In 1870, the Henry C. Copeland family was in Calais, with Henry's name misidentified as Chas. H. Copeland. His occupation is Lumbering. He and wife, Sarah, live with two sons, Charles, age 10, and Lowell, age 7, who both attended school during the previous year. Also in the household is Henry's (presumably) widowed father, Thomas J. Copeland and Sarah's widowed mother, Sarah (Smith) Lowell. Despite many attempts, I have not yet found a death record for Thomas' wife, Julia (Townsend) Copeland. January 2013 update: a gravestone for Julia E. Copeland in Calais, Maine, indicates that she died on October 19, 1868., online database. Year: 1870; Census Place: Calais Ward 3, Washington, Maine;
Roll: M593_562; Page 68; Record for Chas. H. [sic] Copeland.
Henry's father is a Lumber Manufacturer with a value of real estate at $15,000 and value of personal estate at $20,000. According to the Copeland Genealogy [note 1], Henry is in the family business, Copeland, Duren & Co. They have two servants living with them, Jane Killman and Marshall McAlpine, (no relation that I know of to my McAlpins).


In 1880, the Copelands are living on Main Street in Calais with his wife, three children, two servants and his 84-year-old mother-in-law, Sarah (Smith) Lowell. At age 48, he is listed as a Retired Lumberman., online database. Year: 1880; Census Place: Calais, Washington, Maine;
Roll: T9_489; E. D. 169; Page 113.3; Record for Henry C. Copeland


In 1900, Henry and his wife are still living on Main Street in Calais. His occupation is with Customs., online database. Year: 1900; Census Place: Calais, Washington, Maine;
Roll: T623_601; E.D. 198; Page: 20A; Record for Henry C. Copeland
I have enlarged the space listing his occupation below.

Detail of Henry C. Copeland's occupation

Possibly Dep. Collector Customs? Let me know in the comments what you think it might be.

In 1910, Henry Clay Copeland is listed as H. C. Copeland on Main Street in Calais., online database. Year: 1910; Census Place: Calais, Washington, Maine;
Roll: T624_547; E.D. 276; Page: 1A; E.D. 276; lines 26-27.
Henry (age 78) and Sarah (age 76) have been married for 50 (actually 51) years and all three children she has given birth to are still living. His occupation is listed as "own income."

He died on November 7, 1912 in Calais, a couple of months shy of turning 81 years old.
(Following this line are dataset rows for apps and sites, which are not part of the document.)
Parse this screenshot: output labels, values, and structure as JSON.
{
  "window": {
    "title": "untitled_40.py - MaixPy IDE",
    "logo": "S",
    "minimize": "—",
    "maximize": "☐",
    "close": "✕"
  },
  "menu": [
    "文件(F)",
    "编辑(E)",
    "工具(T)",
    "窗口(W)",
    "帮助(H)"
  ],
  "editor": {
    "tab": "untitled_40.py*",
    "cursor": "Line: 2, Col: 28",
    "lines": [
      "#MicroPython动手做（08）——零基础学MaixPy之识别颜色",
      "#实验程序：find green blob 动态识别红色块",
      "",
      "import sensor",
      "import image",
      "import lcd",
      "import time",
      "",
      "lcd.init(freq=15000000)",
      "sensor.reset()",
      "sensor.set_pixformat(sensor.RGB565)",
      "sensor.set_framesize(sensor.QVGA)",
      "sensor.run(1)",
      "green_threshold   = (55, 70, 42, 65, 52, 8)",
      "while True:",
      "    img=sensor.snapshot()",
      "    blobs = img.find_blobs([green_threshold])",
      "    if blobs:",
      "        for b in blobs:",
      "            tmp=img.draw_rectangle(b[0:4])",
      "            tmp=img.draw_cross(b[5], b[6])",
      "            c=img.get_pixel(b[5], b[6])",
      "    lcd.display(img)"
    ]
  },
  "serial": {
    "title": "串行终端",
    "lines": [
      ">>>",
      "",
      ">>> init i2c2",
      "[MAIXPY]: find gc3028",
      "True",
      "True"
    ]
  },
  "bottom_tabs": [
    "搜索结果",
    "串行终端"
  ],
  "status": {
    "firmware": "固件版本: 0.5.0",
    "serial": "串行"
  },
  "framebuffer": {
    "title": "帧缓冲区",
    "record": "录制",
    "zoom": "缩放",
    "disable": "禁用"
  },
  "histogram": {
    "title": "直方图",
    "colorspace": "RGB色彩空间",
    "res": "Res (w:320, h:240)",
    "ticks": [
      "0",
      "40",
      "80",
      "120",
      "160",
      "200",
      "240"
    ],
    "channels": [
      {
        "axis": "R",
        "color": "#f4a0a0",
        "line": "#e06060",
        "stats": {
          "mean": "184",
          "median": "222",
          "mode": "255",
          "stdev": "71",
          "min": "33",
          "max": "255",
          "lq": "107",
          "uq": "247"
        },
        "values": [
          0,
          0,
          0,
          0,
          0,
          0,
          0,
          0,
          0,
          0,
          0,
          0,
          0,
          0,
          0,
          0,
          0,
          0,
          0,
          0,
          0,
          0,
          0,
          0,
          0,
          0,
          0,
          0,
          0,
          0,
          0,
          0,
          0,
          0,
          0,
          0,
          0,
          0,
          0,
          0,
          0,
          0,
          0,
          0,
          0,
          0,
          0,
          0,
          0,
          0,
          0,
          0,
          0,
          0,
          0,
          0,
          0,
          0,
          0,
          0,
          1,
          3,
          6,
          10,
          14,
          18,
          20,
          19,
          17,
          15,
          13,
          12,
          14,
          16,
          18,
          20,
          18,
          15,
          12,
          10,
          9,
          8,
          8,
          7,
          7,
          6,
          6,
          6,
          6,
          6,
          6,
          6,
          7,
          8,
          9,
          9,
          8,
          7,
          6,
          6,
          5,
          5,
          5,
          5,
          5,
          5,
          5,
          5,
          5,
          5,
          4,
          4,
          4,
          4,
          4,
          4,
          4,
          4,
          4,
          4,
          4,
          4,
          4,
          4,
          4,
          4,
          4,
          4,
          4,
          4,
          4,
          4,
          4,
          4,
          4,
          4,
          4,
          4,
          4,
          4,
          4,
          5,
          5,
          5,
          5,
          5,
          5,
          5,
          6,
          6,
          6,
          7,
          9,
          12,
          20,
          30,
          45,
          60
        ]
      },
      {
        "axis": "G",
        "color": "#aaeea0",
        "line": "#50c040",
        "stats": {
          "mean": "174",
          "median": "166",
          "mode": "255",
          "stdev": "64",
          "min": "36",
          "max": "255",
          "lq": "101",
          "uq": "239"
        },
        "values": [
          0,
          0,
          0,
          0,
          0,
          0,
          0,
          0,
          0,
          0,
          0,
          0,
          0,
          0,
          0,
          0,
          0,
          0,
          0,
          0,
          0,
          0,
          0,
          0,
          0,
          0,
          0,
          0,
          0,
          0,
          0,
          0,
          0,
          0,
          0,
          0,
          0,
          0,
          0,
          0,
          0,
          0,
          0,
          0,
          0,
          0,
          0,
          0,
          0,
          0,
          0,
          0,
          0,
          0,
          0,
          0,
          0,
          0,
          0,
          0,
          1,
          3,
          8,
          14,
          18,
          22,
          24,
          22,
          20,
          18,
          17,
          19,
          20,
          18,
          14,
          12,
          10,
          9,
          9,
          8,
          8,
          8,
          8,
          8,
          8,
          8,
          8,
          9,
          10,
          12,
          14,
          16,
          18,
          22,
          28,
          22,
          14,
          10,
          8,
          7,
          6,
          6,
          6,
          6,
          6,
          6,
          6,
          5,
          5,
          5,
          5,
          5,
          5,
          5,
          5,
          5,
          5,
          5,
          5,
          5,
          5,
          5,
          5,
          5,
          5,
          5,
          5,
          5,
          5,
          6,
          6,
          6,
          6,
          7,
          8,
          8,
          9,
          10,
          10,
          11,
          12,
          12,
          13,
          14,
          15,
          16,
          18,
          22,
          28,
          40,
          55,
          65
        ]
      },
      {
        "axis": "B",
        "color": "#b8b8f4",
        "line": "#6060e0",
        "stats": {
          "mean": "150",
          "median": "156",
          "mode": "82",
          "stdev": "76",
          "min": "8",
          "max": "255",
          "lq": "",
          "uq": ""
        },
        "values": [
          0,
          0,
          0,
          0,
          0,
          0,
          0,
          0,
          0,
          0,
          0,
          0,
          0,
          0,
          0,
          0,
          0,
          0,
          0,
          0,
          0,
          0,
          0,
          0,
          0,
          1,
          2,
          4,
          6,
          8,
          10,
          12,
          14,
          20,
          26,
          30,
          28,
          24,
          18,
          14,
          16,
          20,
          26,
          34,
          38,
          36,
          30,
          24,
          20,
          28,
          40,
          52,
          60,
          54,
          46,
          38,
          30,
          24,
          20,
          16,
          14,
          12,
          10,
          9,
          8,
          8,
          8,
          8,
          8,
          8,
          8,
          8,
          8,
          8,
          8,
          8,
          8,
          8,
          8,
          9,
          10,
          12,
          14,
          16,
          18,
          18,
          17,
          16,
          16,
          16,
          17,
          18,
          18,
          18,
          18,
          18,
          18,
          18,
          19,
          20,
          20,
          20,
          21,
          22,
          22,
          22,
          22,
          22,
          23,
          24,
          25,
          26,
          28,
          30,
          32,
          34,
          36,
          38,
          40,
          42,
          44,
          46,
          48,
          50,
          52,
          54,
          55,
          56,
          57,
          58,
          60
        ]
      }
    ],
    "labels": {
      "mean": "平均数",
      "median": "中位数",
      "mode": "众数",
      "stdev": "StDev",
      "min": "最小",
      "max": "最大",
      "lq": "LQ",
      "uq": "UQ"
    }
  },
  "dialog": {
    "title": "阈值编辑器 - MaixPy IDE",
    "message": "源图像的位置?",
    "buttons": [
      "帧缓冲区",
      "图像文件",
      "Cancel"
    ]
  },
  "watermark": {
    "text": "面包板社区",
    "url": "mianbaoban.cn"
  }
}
This death record has lots of great information., database online, Maine Death Records, 1617-1922,
Maine State Archives, Record for Henry C. Copeland
His occupation is listed as Lumbering and Customs. Based on census records, it looks like he worked in the family business of lumbering for much of his life then spent some of his later years working for Customs, which likely was a significant employer in the Calais area, as it is across the St. Croix River from St. Stephen, New Brunswick, Canada.

My descent from Henry Clay Copeland > Lowell Copeland > Lowell Townsend Copeland > my mother > me.

[1] Much of my knowledge of the Copeland Family history from the nineteenth century and before comes from The Copeland Family: A Copeland Genealogy by Warren Turner Copeland, published by The Tuttle Publishing Company, Rutland, Vt. in 1937.

[2] Much of my knowledge of the Lowell Family history from the nineteenth century and before comes from The Historic Genealogy of the Lowells of America from 1639 to 1899 by Delmar R. Lowell, published by The Tuttle Publishing Company, Rutland, Vt. in 1899. 

Workday Wednesday is a daily blogging prompt from GeneaBloggers, the genealogy community’s resource for blogging. It is used by many genealogy bloggers to help them tell stories of their ancestors.


  1. I think that debt collector is a good guess. There is so much rich information in census records.

  2. I found a memorial on FindAGrave for him and the person who set up the memorial did a little research and suggested Deputy Collector Customs.

    Thanks for reading and commenting, Sheryl.